__Exercise instructions__: Search the records for the word "this" and report each line that has it.

-- Records for the task follows --

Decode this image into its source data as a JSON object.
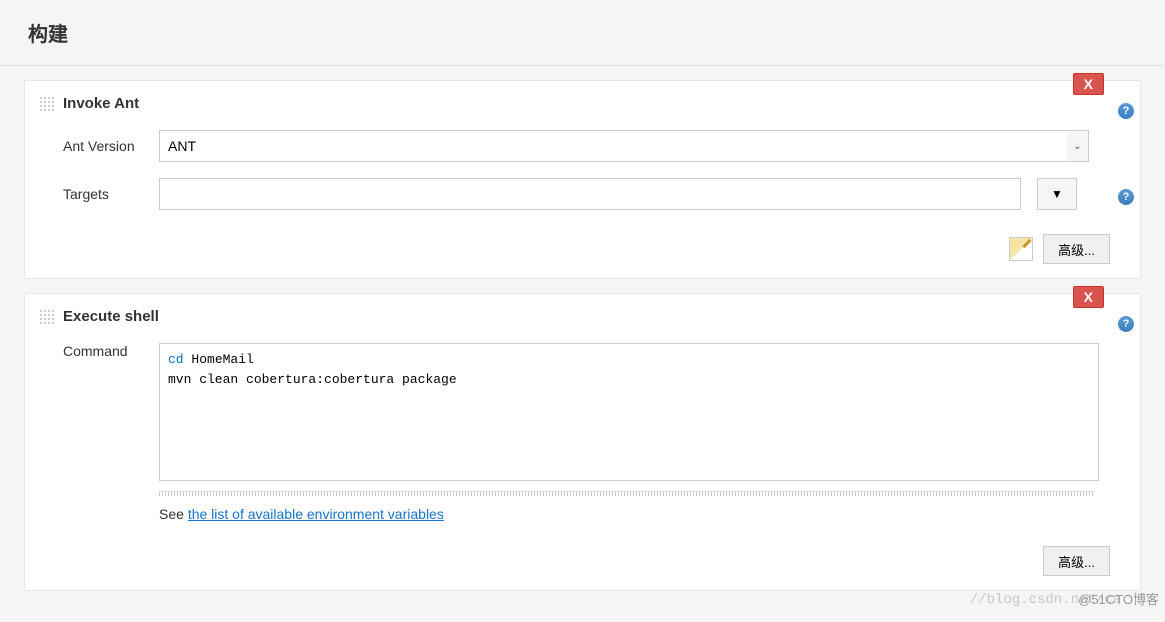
{
  "section": {
    "title": "构建"
  },
  "step1": {
    "delete": "X",
    "title": "Invoke Ant",
    "ant_version": {
      "label": "Ant Version",
      "value": "ANT"
    },
    "targets": {
      "label": "Targets",
      "value": "",
      "expand": "▼"
    },
    "advanced": "高级...",
    "help": "?"
  },
  "step2": {
    "delete": "X",
    "title": "Execute shell",
    "command": {
      "label": "Command",
      "value": "cd HomeMail\nmvn clean cobertura:cobertura package"
    },
    "see_prefix": "See ",
    "see_link": "the list of available environment variables",
    "advanced": "高级...",
    "help": "?"
  },
  "watermark": "//blog.csdn.net/ca",
  "watermark2": "@51CTO博客"
}
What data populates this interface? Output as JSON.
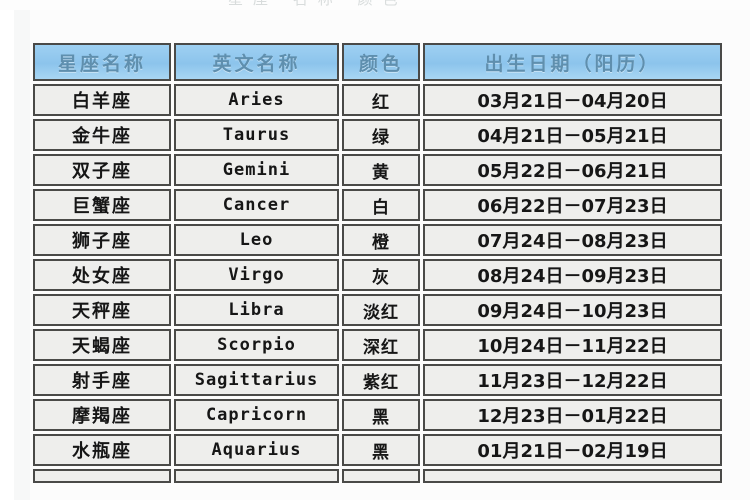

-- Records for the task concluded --

__Solution__:
Decode this image into its source data as a JSON object.
What data populates this interface? Output as JSON.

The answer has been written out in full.